Source material:
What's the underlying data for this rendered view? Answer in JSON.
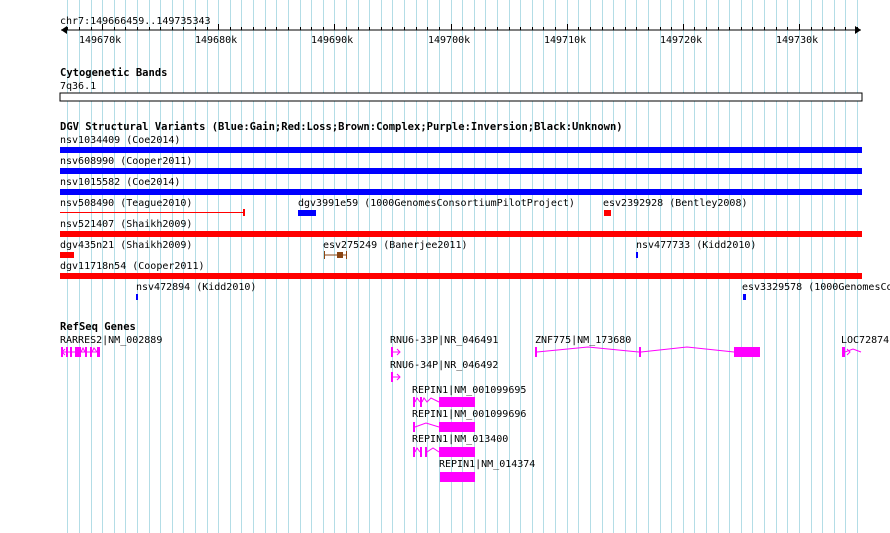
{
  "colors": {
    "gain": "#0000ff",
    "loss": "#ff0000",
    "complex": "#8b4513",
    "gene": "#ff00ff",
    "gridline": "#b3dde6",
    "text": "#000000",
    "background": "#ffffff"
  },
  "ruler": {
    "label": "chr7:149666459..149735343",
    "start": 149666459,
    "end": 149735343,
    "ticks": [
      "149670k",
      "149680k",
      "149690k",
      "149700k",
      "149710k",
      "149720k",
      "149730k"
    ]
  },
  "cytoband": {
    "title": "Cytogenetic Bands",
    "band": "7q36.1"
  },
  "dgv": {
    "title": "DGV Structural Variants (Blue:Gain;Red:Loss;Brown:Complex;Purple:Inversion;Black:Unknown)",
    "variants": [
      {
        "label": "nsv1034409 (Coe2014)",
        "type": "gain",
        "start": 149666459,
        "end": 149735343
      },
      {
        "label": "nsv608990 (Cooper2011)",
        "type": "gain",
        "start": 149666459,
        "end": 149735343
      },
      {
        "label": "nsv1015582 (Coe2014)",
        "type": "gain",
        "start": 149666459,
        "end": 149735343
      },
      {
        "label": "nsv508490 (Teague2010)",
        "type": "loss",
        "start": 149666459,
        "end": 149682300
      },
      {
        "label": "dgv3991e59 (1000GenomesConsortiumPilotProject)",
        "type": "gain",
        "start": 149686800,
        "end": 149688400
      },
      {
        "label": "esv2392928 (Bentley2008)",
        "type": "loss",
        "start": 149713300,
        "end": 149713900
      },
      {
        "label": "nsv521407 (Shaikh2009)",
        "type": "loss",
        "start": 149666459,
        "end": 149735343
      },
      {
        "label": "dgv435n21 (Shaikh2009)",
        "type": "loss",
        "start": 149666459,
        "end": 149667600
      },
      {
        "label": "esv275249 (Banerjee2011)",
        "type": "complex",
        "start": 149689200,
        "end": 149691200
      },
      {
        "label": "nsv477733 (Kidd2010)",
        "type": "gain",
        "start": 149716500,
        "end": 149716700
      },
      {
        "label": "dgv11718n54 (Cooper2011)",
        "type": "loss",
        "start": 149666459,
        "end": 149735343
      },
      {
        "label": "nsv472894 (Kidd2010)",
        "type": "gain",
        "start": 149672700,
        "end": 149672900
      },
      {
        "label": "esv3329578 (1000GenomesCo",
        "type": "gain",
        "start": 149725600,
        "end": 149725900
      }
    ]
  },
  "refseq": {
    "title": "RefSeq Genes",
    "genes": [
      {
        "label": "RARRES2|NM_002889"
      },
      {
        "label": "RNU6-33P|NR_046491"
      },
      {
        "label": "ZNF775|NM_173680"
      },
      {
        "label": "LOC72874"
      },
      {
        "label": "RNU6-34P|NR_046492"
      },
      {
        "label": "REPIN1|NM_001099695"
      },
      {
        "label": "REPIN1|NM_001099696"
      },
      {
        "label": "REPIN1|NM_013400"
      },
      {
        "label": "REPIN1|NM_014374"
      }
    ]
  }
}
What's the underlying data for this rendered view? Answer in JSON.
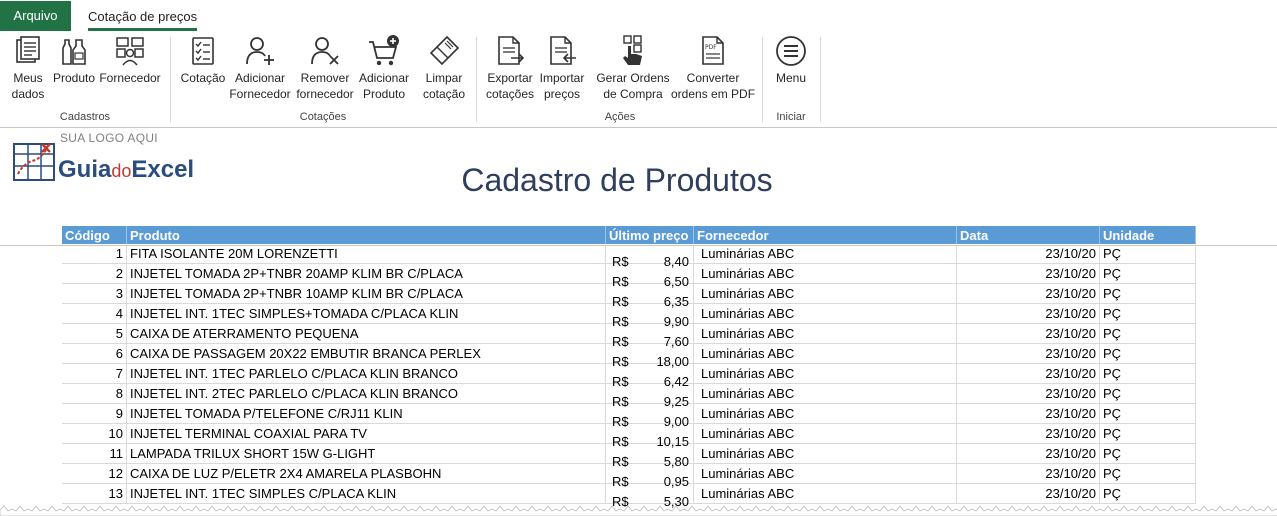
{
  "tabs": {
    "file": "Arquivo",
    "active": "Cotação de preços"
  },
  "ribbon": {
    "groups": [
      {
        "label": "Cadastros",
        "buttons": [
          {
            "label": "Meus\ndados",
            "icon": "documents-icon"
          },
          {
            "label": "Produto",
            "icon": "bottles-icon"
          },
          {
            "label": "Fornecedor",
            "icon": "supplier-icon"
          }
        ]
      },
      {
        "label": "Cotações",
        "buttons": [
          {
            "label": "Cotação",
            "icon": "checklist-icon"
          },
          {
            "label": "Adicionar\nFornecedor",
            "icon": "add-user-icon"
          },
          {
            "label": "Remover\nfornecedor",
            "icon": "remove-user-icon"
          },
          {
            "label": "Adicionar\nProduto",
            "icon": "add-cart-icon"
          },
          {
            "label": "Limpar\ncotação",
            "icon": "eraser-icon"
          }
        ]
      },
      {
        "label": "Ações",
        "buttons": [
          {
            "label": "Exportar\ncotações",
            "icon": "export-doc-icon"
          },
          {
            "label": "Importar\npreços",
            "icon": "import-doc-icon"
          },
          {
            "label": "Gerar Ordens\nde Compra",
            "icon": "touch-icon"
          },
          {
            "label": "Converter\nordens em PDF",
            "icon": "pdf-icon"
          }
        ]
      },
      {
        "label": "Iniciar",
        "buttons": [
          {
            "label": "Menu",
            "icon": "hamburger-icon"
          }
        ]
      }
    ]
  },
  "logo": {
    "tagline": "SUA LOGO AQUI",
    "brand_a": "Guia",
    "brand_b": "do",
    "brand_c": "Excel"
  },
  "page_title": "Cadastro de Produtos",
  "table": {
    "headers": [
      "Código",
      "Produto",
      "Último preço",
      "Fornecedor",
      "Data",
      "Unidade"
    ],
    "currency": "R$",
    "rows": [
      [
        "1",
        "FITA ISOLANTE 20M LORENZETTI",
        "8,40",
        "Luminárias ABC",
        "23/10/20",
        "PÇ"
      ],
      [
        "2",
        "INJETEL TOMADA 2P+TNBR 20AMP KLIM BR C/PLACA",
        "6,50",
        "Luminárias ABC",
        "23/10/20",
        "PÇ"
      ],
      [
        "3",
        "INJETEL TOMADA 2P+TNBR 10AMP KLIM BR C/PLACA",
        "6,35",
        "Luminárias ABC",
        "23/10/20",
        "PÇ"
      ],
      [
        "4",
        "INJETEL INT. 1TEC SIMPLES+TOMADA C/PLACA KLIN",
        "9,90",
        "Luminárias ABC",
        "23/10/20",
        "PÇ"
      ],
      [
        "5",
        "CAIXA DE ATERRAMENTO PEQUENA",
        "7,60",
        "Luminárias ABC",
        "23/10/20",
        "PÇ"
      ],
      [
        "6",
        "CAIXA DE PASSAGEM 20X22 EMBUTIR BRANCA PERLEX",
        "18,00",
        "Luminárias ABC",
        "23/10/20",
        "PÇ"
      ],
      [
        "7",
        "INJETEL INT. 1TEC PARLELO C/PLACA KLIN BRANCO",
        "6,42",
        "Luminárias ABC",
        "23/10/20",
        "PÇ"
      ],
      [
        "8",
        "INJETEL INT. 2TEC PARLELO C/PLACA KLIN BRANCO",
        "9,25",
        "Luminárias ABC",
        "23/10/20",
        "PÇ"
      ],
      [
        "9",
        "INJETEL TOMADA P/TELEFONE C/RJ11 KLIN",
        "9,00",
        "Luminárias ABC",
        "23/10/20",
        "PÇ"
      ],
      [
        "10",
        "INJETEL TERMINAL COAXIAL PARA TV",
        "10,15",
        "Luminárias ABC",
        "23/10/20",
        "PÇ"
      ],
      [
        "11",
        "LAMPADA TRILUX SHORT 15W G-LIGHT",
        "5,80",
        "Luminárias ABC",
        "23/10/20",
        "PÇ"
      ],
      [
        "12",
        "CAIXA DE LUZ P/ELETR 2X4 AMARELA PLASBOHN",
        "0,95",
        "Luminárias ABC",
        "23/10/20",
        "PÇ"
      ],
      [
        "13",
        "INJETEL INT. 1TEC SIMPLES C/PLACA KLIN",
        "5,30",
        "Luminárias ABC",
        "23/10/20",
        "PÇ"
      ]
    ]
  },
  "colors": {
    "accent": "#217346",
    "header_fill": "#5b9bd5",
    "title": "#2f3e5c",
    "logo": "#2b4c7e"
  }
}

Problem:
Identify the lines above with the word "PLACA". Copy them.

Task output:
        "INJETEL TOMADA 2P+TNBR 20AMP KLIM BR C/PLACA",
        "INJETEL TOMADA 2P+TNBR 10AMP KLIM BR C/PLACA",
        "INJETEL INT. 1TEC SIMPLES+TOMADA C/PLACA KLIN",
        "INJETEL INT. 1TEC PARLELO C/PLACA KLIN BRANCO",
        "INJETEL INT. 2TEC PARLELO C/PLACA KLIN BRANCO",
        "INJETEL INT. 1TEC SIMPLES C/PLACA KLIN",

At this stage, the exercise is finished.